ABOUT THIS TASK: The required output is a copy of each line in the material below that includes "Migration".
------------------------------------------------
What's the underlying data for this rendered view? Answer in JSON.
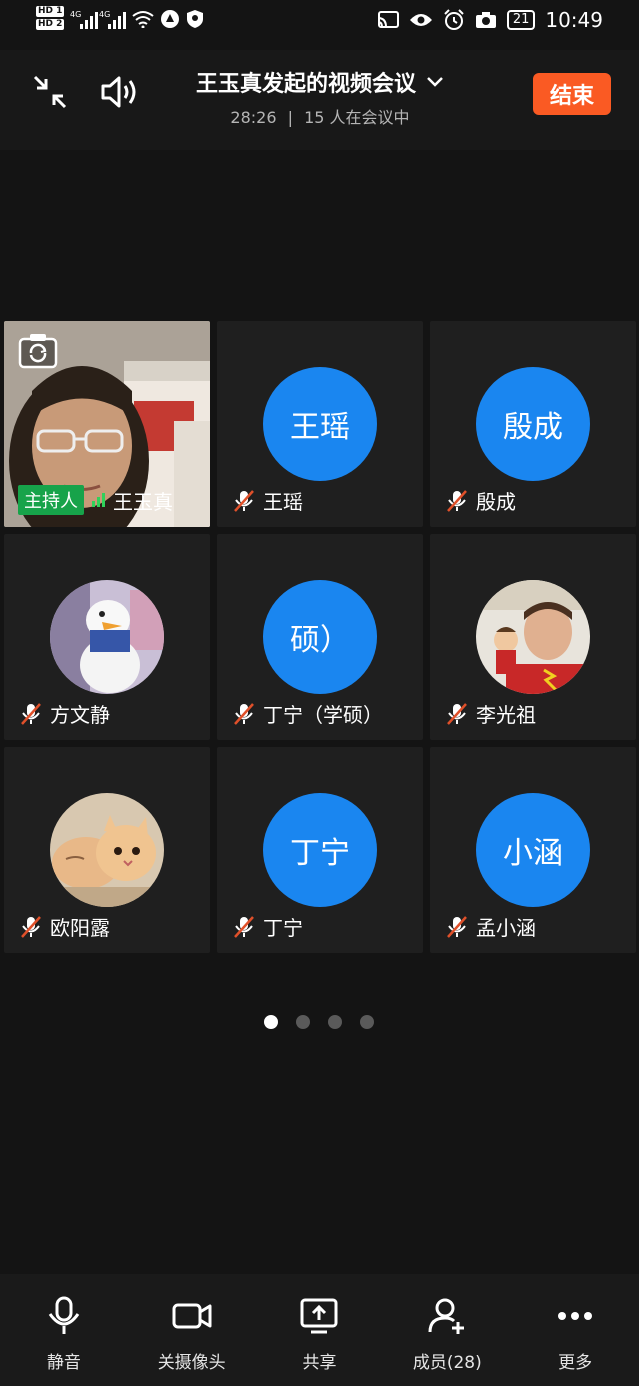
{
  "status_bar": {
    "hd1": "HD 1",
    "hd2": "HD 2",
    "net1": "4G",
    "net2": "4G",
    "battery": "21",
    "time": "10:49"
  },
  "header": {
    "title": "王玉真发起的视频会议",
    "duration": "28:26",
    "separator": "|",
    "participants_text": "15 人在会议中",
    "end_label": "结束"
  },
  "tiles": [
    {
      "name": "王玉真",
      "host_badge": "主持人",
      "type": "video"
    },
    {
      "name": "王瑶",
      "avatar_text": "王瑶",
      "type": "initials"
    },
    {
      "name": "殷成",
      "avatar_text": "殷成",
      "type": "initials"
    },
    {
      "name": "方文静",
      "type": "photo",
      "photo": "duck-figure"
    },
    {
      "name": "丁宁（学硕）",
      "avatar_text": "硕）",
      "type": "initials"
    },
    {
      "name": "李光祖",
      "type": "photo",
      "photo": "man-with-toy"
    },
    {
      "name": "欧阳露",
      "type": "photo",
      "photo": "kittens"
    },
    {
      "name": "丁宁",
      "avatar_text": "丁宁",
      "type": "initials"
    },
    {
      "name": "孟小涵",
      "avatar_text": "小涵",
      "type": "initials"
    }
  ],
  "pager": {
    "total": 4,
    "active": 1
  },
  "toolbar": {
    "mute": "静音",
    "camera": "关摄像头",
    "share": "共享",
    "members": "成员(28)",
    "more": "更多"
  },
  "colors": {
    "avatar_blue": "#1a86f0",
    "end_button": "#fa5a23",
    "host_badge": "#17a34a",
    "mic_muted_slash": "#e0502a"
  }
}
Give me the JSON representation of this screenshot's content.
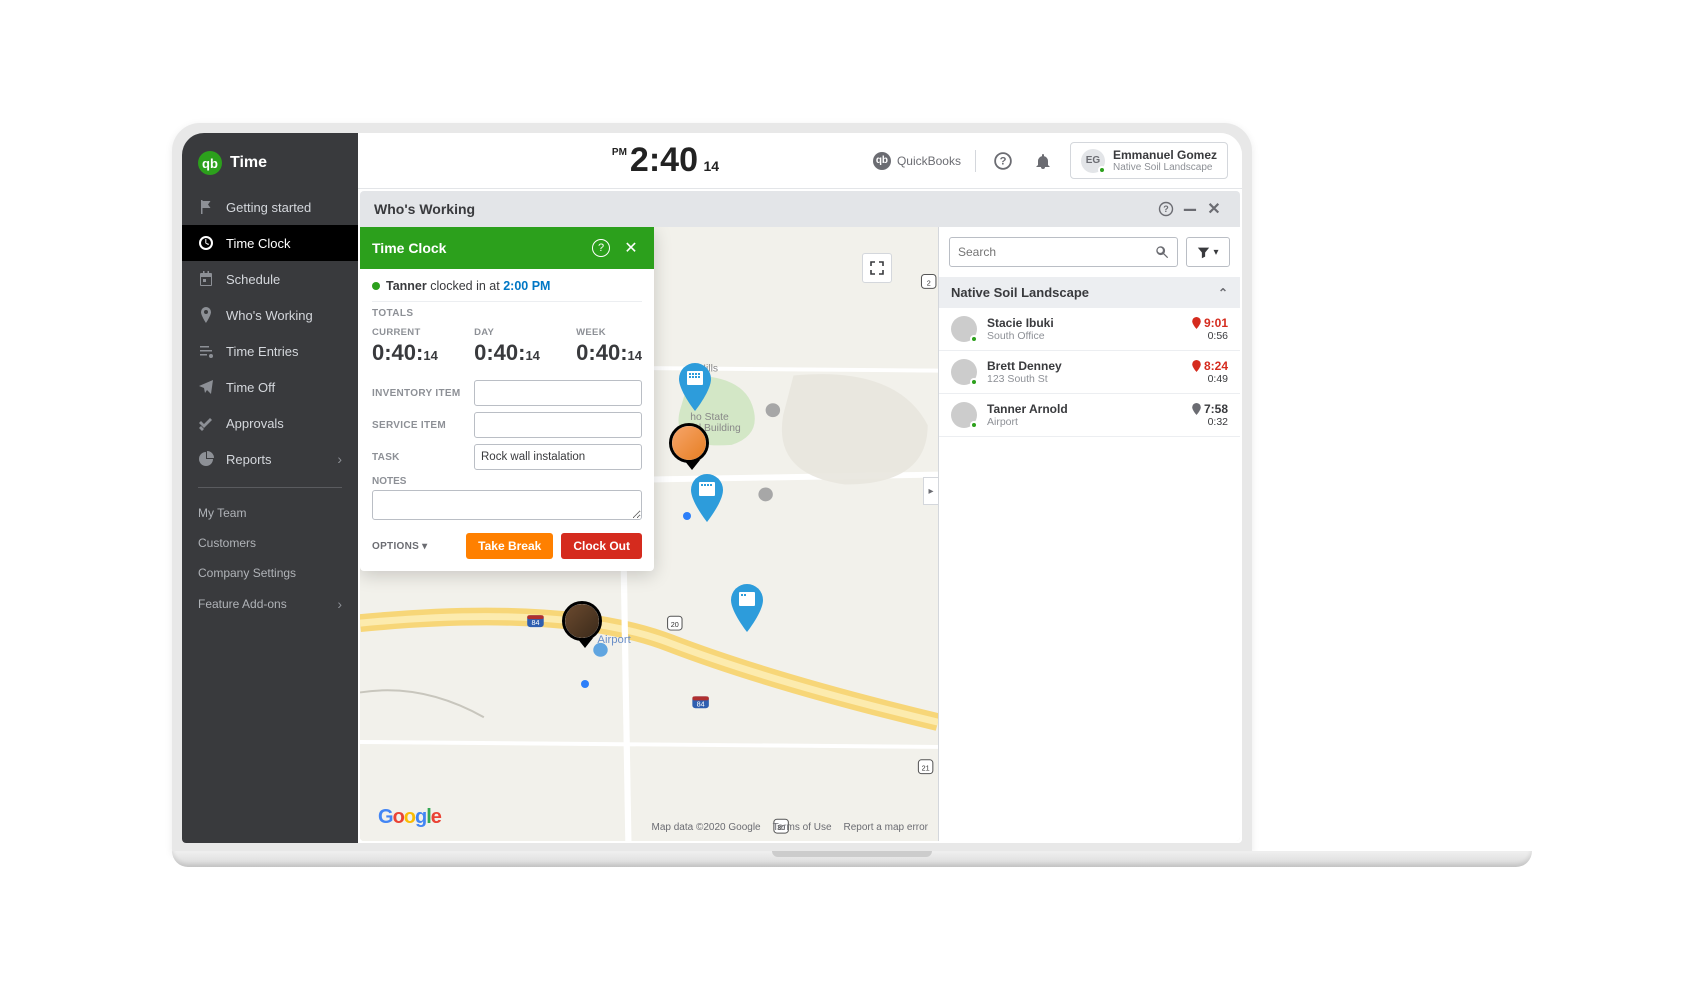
{
  "brand": {
    "name": "Time",
    "logo_text": "qb"
  },
  "sidebar": {
    "items": [
      {
        "label": "Getting started",
        "icon": "flag"
      },
      {
        "label": "Time Clock",
        "icon": "clock"
      },
      {
        "label": "Schedule",
        "icon": "calendar"
      },
      {
        "label": "Who's Working",
        "icon": "pin"
      },
      {
        "label": "Time Entries",
        "icon": "list"
      },
      {
        "label": "Time Off",
        "icon": "plane"
      },
      {
        "label": "Approvals",
        "icon": "checks"
      },
      {
        "label": "Reports",
        "icon": "pie"
      }
    ],
    "subitems": [
      {
        "label": "My Team"
      },
      {
        "label": "Customers"
      },
      {
        "label": "Company Settings"
      },
      {
        "label": "Feature Add-ons"
      }
    ]
  },
  "topbar": {
    "period": "PM",
    "time": "2:40",
    "seconds": "14",
    "quickbooks_label": "QuickBooks",
    "user": {
      "initials": "EG",
      "name": "Emmanuel Gomez",
      "company": "Native Soil Landscape"
    }
  },
  "panel": {
    "title": "Who's Working"
  },
  "timeclock": {
    "title": "Time Clock",
    "status_name": "Tanner",
    "status_verb": "clocked in at",
    "status_time": "2:00 PM",
    "totals_label": "TOTALS",
    "totals": {
      "current": {
        "label": "CURRENT",
        "hhmm": "0:40:",
        "ss": "14"
      },
      "day": {
        "label": "DAY",
        "hhmm": "0:40:",
        "ss": "14"
      },
      "week": {
        "label": "WEEK",
        "hhmm": "0:40:",
        "ss": "14"
      }
    },
    "fields": {
      "inventory_label": "INVENTORY ITEM",
      "inventory_value": "",
      "service_label": "SERVICE ITEM",
      "service_value": "",
      "task_label": "TASK",
      "task_value": "Rock wall instalation",
      "notes_label": "NOTES",
      "notes_value": ""
    },
    "options_label": "OPTIONS",
    "take_break": "Take Break",
    "clock_out": "Clock Out"
  },
  "search": {
    "placeholder": "Search"
  },
  "group": {
    "name": "Native Soil Landscape"
  },
  "employees": [
    {
      "name": "Stacie Ibuki",
      "location": "South Office",
      "time_in": "9:01",
      "duration": "0:56",
      "alert": true
    },
    {
      "name": "Brett Denney",
      "location": "123 South St",
      "time_in": "8:24",
      "duration": "0:49",
      "alert": true
    },
    {
      "name": "Tanner Arnold",
      "location": "Airport",
      "time_in": "7:58",
      "duration": "0:32",
      "alert": false
    }
  ],
  "map_labels": {
    "airport": "Airport",
    "capitol": "ho State\ntol Building",
    "hills": "Hills\nge"
  },
  "map_credits": {
    "data": "Map data ©2020 Google",
    "terms": "Terms of Use",
    "report": "Report a map error"
  }
}
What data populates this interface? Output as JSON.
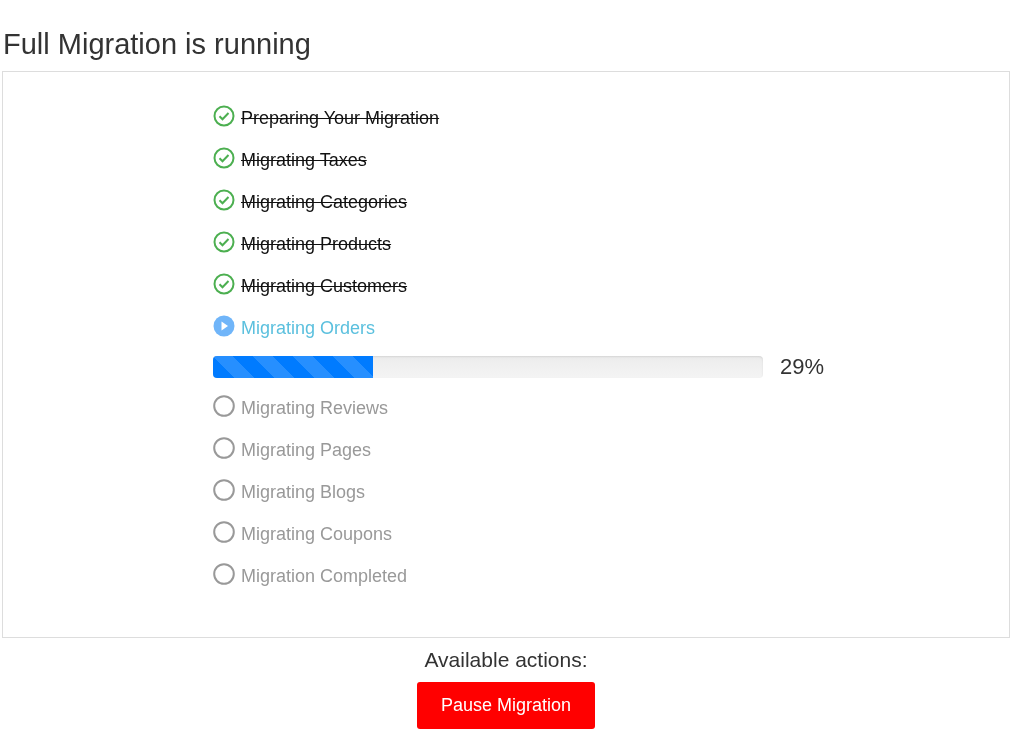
{
  "title": "Full Migration is running",
  "steps": [
    {
      "label": "Preparing Your Migration",
      "kind": "done"
    },
    {
      "label": "Migrating Taxes",
      "kind": "done"
    },
    {
      "label": "Migrating Categories",
      "kind": "done"
    },
    {
      "label": "Migrating Products",
      "kind": "done"
    },
    {
      "label": "Migrating Customers",
      "kind": "done"
    },
    {
      "label": "Migrating Orders",
      "kind": "running",
      "progress": {
        "level": 0.29,
        "reading": "29%"
      }
    },
    {
      "label": "Migrating Reviews",
      "kind": "pending"
    },
    {
      "label": "Migrating Pages",
      "kind": "pending"
    },
    {
      "label": "Migrating Blogs",
      "kind": "pending"
    },
    {
      "label": "Migrating Coupons",
      "kind": "pending"
    },
    {
      "label": "Migration Completed",
      "kind": "pending"
    }
  ],
  "actions": {
    "heading": "Available actions:",
    "buttons": [
      "Pause Migration"
    ]
  }
}
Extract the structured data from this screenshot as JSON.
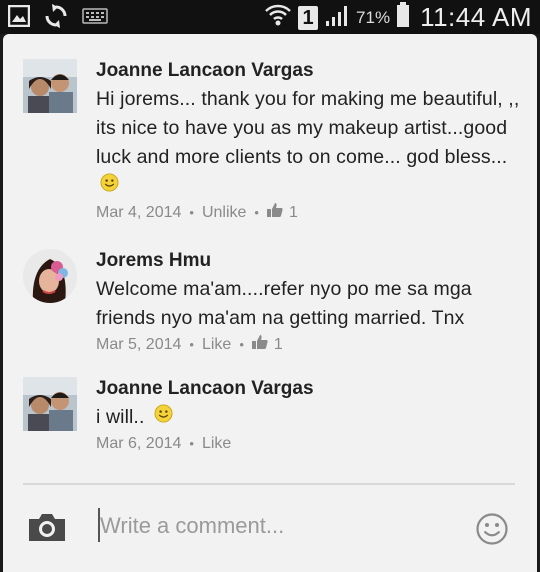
{
  "status_bar": {
    "notification_badge": "1",
    "battery_percent": "71%",
    "time": "11:44 AM"
  },
  "comments": [
    {
      "author": "Joanne Lancaon Vargas",
      "text": "Hi jorems... thank you for making me beautiful, ,, its nice to have you as my makeup artist...good luck and more clients to on come... god bless...",
      "has_smiley": true,
      "date": "Mar 4, 2014",
      "action": "Unlike",
      "likes": "1"
    },
    {
      "author": "Jorems Hmu",
      "text": "Welcome ma'am....refer nyo po me sa mga friends nyo ma'am na getting married. Tnx",
      "date": "Mar 5, 2014",
      "action": "Like",
      "likes": "1"
    },
    {
      "author": "Joanne Lancaon Vargas",
      "text": "i will..",
      "has_smiley": true,
      "date": "Mar 6, 2014",
      "action": "Like"
    }
  ],
  "composer": {
    "placeholder": "Write a comment..."
  },
  "icons": [
    "gallery-icon",
    "sync-icon",
    "keyboard-icon",
    "wifi-icon",
    "signal-icon",
    "battery-icon",
    "camera-icon",
    "emoji-icon",
    "thumbs-up-icon",
    "smiley-icon"
  ],
  "colors": {
    "panel_bg": "#f2f2f2",
    "status_bar_bg": "#111111",
    "meta_text": "#8a8a8a",
    "text": "#222222"
  }
}
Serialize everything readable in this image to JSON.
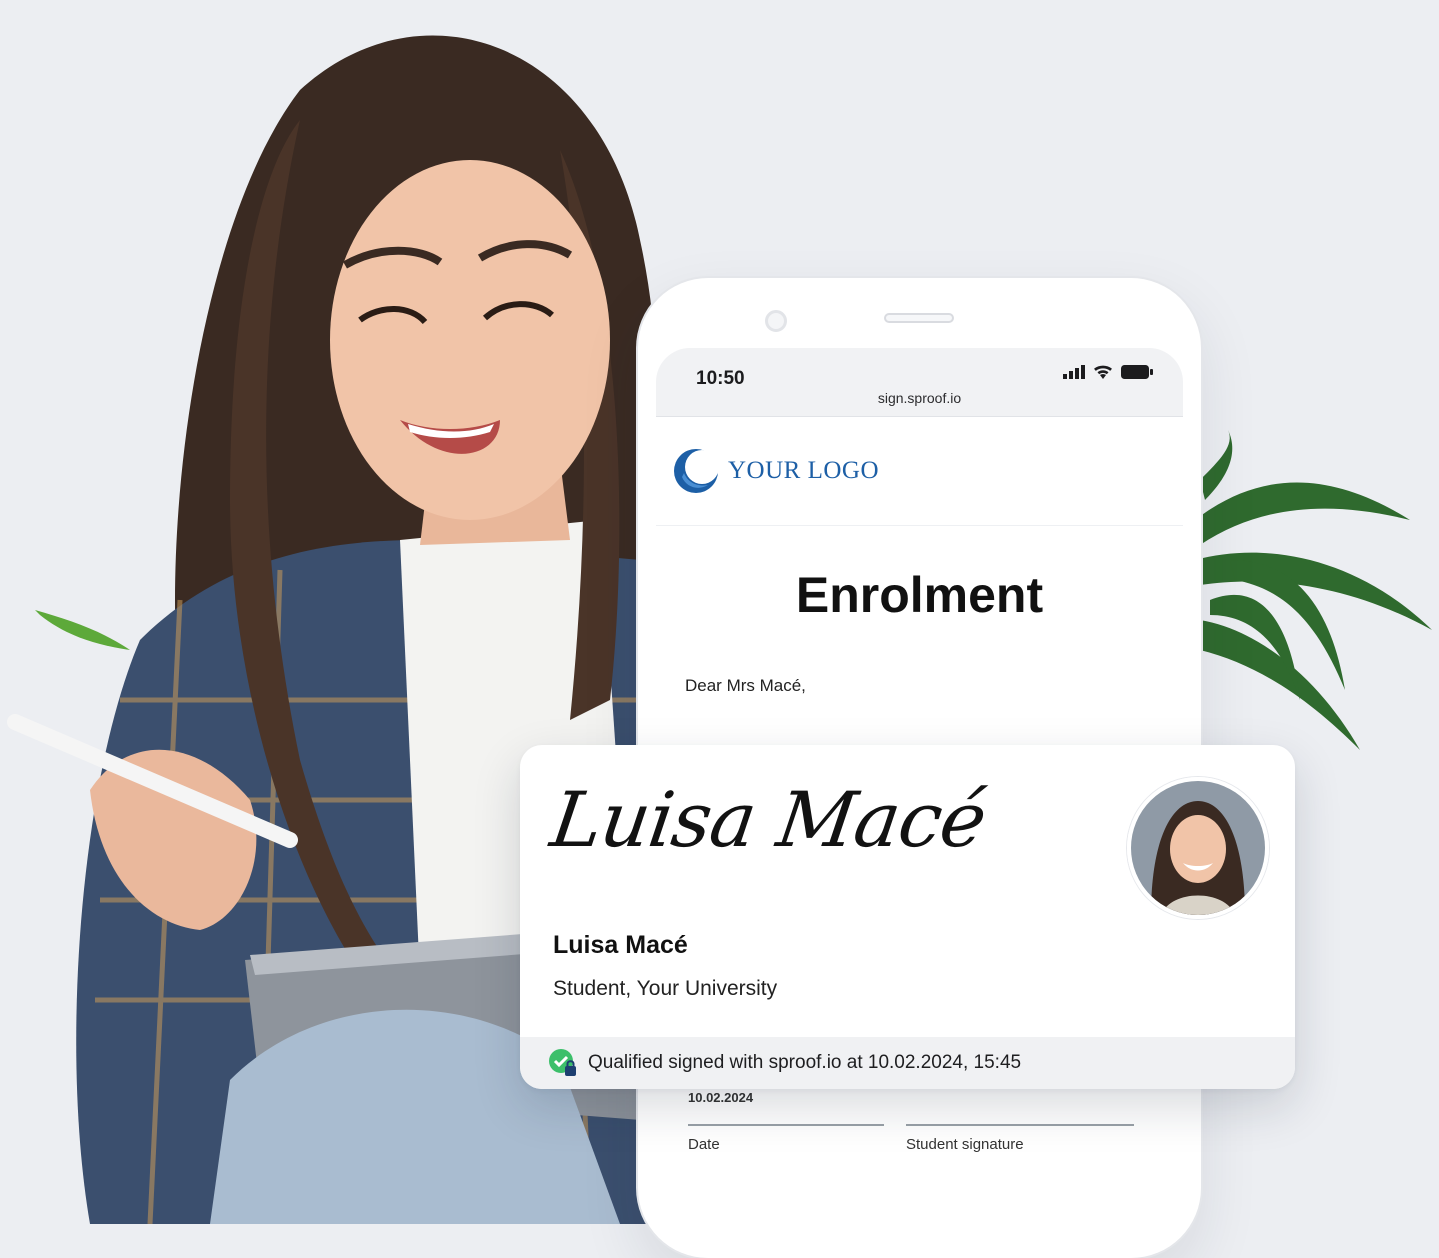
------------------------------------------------
TASK OUTPUT:
  "title": "Full Migration is running",
      "label": "Preparing Your Migration",
      "label": "Migration Completed",
      "Pause Migration"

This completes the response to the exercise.